======== Dataset excerpts ========
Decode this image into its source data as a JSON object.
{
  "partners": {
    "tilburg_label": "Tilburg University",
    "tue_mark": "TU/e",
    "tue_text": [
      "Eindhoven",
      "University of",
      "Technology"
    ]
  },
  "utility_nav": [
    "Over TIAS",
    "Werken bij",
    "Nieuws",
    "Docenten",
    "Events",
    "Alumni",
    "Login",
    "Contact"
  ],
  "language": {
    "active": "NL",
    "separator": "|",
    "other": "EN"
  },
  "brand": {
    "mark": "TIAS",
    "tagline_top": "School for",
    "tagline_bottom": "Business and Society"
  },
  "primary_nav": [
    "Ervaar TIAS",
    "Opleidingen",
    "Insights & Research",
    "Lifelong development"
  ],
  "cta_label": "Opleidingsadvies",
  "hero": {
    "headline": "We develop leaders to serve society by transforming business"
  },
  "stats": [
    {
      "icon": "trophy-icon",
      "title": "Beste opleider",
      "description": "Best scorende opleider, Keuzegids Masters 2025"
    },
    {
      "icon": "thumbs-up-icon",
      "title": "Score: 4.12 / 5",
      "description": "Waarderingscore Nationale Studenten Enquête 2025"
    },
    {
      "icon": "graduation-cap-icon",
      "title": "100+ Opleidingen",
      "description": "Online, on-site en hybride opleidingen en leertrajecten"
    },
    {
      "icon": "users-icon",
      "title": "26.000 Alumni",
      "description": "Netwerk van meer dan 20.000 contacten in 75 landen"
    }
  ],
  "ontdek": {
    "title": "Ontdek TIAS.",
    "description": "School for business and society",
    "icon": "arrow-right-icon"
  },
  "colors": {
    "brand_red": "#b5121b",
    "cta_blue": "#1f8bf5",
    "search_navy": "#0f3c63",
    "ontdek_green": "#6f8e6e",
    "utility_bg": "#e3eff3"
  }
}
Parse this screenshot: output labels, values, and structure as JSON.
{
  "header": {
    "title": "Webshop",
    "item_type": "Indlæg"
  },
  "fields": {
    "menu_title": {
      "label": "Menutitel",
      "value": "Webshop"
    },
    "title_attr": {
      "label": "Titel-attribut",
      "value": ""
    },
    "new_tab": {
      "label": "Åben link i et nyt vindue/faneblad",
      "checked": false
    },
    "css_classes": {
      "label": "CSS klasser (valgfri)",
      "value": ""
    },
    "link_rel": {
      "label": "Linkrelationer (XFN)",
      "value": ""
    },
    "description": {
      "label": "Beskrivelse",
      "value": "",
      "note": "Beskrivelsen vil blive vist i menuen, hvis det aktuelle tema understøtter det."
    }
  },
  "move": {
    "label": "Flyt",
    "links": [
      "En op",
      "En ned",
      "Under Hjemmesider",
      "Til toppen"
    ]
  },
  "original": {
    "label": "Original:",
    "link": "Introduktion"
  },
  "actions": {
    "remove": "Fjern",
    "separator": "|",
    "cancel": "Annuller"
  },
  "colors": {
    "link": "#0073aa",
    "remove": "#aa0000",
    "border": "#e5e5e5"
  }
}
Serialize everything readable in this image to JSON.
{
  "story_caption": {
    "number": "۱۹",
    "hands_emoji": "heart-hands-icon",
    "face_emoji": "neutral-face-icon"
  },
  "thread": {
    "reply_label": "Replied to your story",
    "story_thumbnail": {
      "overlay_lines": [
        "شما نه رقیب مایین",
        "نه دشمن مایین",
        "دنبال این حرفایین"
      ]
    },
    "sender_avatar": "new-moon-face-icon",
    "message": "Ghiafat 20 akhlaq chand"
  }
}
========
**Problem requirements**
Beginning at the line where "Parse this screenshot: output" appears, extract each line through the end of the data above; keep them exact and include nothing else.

**Final answer**
Parse this screenshot: output labels, values, and structure as JSON.
{
  "header": {
    "title": "Webshop",
    "item_type": "Indlæg"
  },
  "fields": {
    "menu_title": {
      "label": "Menutitel",
      "value": "Webshop"
    },
    "title_attr": {
      "label": "Titel-attribut",
      "value": ""
    },
    "new_tab": {
      "label": "Åben link i et nyt vindue/faneblad",
      "checked": false
    },
    "css_classes": {
      "label": "CSS klasser (valgfri)",
      "value": ""
    },
    "link_rel": {
      "label": "Linkrelationer (XFN)",
      "value": ""
    },
    "description": {
      "label": "Beskrivelse",
      "value": "",
      "note": "Beskrivelsen vil blive vist i menuen, hvis det aktuelle tema understøtter det."
    }
  },
  "move": {
    "label": "Flyt",
    "links": [
      "En op",
      "En ned",
      "Under Hjemmesider",
      "Til toppen"
    ]
  },
  "original": {
    "label": "Original:",
    "link": "Introduktion"
  },
  "actions": {
    "remove": "Fjern",
    "separator": "|",
    "cancel": "Annuller"
  },
  "colors": {
    "link": "#0073aa",
    "remove": "#aa0000",
    "border": "#e5e5e5"
  }
}
Serialize everything readable in this image to JSON.
{
  "story_caption": {
    "number": "۱۹",
    "hands_emoji": "heart-hands-icon",
    "face_emoji": "neutral-face-icon"
  },
  "thread": {
    "reply_label": "Replied to your story",
    "story_thumbnail": {
      "overlay_lines": [
        "شما نه رقیب مایین",
        "نه دشمن مایین",
        "دنبال این حرفایین"
      ]
    },
    "sender_avatar": "new-moon-face-icon",
    "message": "Ghiafat 20 akhlaq chand"
  }
}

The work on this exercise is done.